Miss Pettigrew Lives for a Day - Book Review

Author: Winifred Watson
Persephone Books
I have such mixed feelings about this book. Written in 1938 (republished in 2000, complete with original drawings), it follows an extraordinary day in the life of the otherwise drab Miss Pettigrew. She is desperate for work when she mistakenly shows up looking for a governess position at the flat of Miss La Fosse, a singer/actress. Miss Pettigrew gets caught up in a whirlwind of activity far outside her experience, and at each conflict that arises for Miss LaFosse and her friend, Miss Dubarry, Miss Pettigrew saves the day in spite of (or maybe because of) her lack of experience in social affairs.

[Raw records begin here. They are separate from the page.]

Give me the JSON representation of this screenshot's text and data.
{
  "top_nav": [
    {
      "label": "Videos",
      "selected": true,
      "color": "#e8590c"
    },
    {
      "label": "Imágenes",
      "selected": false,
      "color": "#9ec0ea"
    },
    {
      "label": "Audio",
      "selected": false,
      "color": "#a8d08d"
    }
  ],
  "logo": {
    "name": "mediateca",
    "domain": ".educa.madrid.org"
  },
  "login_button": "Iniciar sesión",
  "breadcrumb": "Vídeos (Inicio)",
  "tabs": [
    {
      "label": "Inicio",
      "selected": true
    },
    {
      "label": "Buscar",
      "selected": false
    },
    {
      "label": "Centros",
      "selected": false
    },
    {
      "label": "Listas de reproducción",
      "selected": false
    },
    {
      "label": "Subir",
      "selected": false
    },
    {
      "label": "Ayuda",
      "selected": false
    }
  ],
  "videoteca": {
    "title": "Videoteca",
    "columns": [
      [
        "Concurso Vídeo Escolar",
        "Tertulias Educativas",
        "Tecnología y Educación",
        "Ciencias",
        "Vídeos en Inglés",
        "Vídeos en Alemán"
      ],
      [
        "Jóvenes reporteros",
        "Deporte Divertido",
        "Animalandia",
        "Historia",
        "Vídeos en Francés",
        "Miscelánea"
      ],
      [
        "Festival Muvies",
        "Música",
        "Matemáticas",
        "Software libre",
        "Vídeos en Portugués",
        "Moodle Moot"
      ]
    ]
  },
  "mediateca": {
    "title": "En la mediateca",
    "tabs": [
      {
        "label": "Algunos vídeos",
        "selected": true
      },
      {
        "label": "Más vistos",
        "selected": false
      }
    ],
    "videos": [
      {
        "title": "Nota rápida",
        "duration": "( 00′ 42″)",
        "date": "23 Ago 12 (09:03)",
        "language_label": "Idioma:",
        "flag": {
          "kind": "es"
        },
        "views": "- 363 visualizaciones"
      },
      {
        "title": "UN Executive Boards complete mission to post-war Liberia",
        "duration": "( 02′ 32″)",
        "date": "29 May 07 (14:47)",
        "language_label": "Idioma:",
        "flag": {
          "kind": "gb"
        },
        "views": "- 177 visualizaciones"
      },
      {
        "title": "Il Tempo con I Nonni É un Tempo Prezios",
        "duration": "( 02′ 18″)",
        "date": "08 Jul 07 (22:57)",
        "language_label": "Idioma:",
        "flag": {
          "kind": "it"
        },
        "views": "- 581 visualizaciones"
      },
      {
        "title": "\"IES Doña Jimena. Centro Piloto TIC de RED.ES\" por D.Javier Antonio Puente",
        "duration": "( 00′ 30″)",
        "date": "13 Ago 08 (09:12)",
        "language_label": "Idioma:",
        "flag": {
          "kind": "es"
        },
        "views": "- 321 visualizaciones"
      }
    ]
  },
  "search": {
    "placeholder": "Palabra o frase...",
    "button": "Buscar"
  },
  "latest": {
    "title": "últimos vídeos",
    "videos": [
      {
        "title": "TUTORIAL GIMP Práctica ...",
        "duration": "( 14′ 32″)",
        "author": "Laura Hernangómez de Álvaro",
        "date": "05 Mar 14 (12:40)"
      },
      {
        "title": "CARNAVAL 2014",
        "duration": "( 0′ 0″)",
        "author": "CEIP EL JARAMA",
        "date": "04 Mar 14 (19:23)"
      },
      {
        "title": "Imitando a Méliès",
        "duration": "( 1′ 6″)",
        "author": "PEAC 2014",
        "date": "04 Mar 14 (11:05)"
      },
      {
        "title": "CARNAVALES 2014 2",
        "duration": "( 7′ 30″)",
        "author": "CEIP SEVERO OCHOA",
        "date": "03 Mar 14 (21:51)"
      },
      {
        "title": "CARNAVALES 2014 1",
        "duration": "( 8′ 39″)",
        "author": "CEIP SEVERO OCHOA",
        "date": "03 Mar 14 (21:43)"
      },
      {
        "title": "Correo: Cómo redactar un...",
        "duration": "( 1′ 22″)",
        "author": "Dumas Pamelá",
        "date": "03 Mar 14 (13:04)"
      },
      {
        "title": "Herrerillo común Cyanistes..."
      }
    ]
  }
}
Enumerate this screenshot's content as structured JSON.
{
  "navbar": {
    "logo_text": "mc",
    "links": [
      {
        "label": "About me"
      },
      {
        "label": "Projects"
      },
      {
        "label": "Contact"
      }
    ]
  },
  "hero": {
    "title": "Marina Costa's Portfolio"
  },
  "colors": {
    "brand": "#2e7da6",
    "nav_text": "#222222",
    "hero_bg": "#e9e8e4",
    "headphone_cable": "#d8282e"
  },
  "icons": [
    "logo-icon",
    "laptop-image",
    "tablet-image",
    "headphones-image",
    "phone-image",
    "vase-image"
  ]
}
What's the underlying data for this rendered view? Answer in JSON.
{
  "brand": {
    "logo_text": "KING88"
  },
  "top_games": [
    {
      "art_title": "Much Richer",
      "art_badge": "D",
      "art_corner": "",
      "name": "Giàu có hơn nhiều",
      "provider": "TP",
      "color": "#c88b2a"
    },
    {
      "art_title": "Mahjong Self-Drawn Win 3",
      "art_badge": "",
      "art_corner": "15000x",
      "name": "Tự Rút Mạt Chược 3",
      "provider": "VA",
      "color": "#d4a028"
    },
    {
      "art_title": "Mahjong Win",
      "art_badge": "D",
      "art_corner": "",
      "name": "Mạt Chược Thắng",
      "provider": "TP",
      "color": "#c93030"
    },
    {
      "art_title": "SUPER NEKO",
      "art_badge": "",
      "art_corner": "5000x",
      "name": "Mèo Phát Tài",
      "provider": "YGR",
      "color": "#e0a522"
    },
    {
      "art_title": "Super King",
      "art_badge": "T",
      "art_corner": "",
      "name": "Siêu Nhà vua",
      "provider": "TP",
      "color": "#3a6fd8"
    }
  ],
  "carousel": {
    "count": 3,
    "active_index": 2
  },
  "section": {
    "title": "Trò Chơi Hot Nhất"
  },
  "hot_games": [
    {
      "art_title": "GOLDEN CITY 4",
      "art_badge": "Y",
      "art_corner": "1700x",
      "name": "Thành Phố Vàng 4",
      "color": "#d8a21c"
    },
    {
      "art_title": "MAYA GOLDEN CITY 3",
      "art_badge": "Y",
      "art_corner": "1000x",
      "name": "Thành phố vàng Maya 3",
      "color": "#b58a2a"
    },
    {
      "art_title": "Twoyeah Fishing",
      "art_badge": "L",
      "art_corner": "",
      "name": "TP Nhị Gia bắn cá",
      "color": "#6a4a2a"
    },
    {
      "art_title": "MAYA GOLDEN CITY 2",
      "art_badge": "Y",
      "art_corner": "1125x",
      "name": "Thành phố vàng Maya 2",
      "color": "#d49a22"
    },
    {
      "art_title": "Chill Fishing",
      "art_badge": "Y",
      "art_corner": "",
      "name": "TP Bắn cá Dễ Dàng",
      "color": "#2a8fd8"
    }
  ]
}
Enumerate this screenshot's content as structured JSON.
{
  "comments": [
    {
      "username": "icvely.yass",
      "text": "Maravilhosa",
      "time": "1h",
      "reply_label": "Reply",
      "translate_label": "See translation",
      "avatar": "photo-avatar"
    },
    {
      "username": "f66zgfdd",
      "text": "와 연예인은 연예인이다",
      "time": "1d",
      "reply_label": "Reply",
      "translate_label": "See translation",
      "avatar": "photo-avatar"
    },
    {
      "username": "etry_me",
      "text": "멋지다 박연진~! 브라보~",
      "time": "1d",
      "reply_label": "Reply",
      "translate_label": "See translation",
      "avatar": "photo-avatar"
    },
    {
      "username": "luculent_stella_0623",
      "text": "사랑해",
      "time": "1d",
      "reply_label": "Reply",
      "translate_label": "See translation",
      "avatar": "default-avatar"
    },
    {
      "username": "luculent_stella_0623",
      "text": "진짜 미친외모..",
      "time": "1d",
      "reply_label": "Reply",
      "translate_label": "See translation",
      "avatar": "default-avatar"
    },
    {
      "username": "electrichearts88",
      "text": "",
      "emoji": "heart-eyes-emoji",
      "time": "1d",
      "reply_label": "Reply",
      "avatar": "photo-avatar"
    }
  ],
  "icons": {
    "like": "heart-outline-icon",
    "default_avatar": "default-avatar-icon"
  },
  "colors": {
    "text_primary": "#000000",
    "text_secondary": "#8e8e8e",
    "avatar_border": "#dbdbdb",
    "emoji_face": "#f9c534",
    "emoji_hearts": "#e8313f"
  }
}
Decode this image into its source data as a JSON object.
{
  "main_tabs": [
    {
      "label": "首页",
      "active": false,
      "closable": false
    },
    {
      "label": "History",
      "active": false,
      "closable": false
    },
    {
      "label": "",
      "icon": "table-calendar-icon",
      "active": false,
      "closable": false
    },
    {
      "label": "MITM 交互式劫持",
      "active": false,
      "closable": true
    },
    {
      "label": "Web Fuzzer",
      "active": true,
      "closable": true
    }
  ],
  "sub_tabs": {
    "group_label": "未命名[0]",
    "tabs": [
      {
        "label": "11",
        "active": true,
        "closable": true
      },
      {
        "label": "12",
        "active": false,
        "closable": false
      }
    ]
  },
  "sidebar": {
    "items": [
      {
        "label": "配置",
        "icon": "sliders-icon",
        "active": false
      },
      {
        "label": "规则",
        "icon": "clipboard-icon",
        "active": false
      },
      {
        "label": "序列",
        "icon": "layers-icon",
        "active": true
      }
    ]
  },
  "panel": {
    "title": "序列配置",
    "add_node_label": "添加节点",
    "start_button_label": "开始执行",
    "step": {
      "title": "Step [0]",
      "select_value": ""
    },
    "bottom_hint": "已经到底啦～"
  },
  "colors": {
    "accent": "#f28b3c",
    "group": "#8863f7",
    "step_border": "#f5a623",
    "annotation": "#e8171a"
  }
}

It is difficult for me to disengage from my feminist self and read a book like this in its historical context -- a story where women use all their cunning and play games to win a man. There's also a fair amount of racism in the novel that made me uncomfortable. It's not as though there were no redeeming qualities to the book - but so much was based on appearance and clothing and money and getting the man and putting up with behavior from men that is inappropriate and women fawning and fainting over men. I'm just not tolerant of that so much!

It is a charmingly written Cinderella tale with a lot of action and a bit of suspense. (3/5)


BooksPlease said...

This book is in my pile of tbr books. You make some interesting points - I'm wondering how the racism comes into it. I don't think I'm going to like the "women fawning and fainting over men", either!

Mmm - perhaps I'll read that next and see if I feel the same.